Seventy-one percent of adults do not know that broadcasters get access to the airwaves for free. In fact, the 1934 Communications Act gave television broadcasters the right to use that airspace; the cost to broadcasters was an obligation to serve the "public interest, convenience and necessity." In 1996, Congress passed the Telecommunications Act which gave the new digital spectrum to existing broadcasters for the transmittal of digital broadcast signals beginning in 1998. This $40-70 billion gift from the taxpayers also comes with public interest obligations: "nothing in this [Act] shall be construed as relieving a television broadcasting station from its obligation to serve the public interest, convenience and necessity."


In the future, there will be TV shows with links to the Internet, creating an interactive and personalized experience. Viewers will see crystal clear, high definition pictures combined with high fidelity sound.

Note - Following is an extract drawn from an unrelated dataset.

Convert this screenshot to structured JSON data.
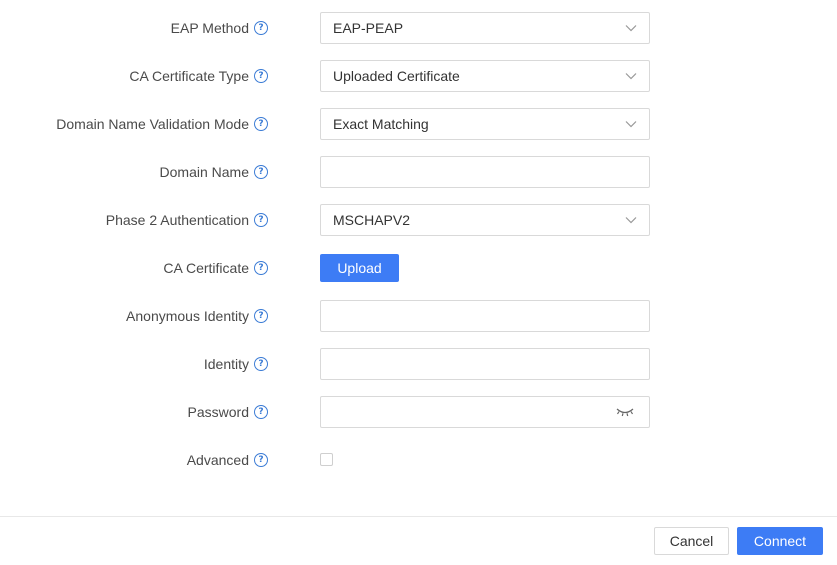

TV sets that receive digital signals will look more like movie screens, wider than they are tall. 

Due to built-in compression technology, digital broadcasting allows more information and data to be aired using less of the spectrum. This allows the space on the spectrum to be used more efficiently and gives broadcasters the option of using their part of the digital spectrum to broadcast one channel of high-definition television (HDTV) or splitting it into four or more standard definition (SDTV) channels. 

The benefits of HDTV's superior technology will be unavailable to many consumers initially because the costs of the new sets are high and current TVs cannot receive the signal without a converter box. Many stations will probably air multiple SDTV channels to maximize their programming and advertising options and to increase their ad income. While both options provide a better picture than current standards, there is a trade-off between the channel quantity and picture quality. These additional channels can be used in myriad ways, from transmitting programs and data to providing forums for public education. 


All types of broadcast communications use part of the electromagnetic spectrum The complete range of frequencies of electromagnetic waves, from the lowest to the highest frequency, includes, in order: radio, infrared, visible light, ultraviolet, X-ray, gamma ray and cosmic ray waves. We receive TV broadcasts over the radio spectrum using antennas and/or coaxial or fiberoptic cables.

Currently, 98% of all U.S. households have television sets, all of which receive analog broadcasts. The difference between digital and analog is the technology of the transmission and the standards for picture resolution. Although the digital spectrum was given away and not auctioned for the public benefit, the radio spectrum currently used for analog broadcasts is set to be returned to the US Government by 2007 and will be auctioned off beginning in 2001. Until the complete conversion, broadcasters will simultaneously use both the digital and analog signals.

Digital television combines broadcast and computer technologies into a powerful new medium that will change the way consumers watch TV. 

In 1996, Congress decided to give the digital spectrum away - for free - to major corporations. This giveaway is estimated to be a $40-70 billion resource. And all the broadcasters owe in return is to "serve the public interest."

Broadcasters have argued that there should only be voluntary guidelines for public interest. NOW Foundation and other civil rights groups are asking for true community access to the public airwaves.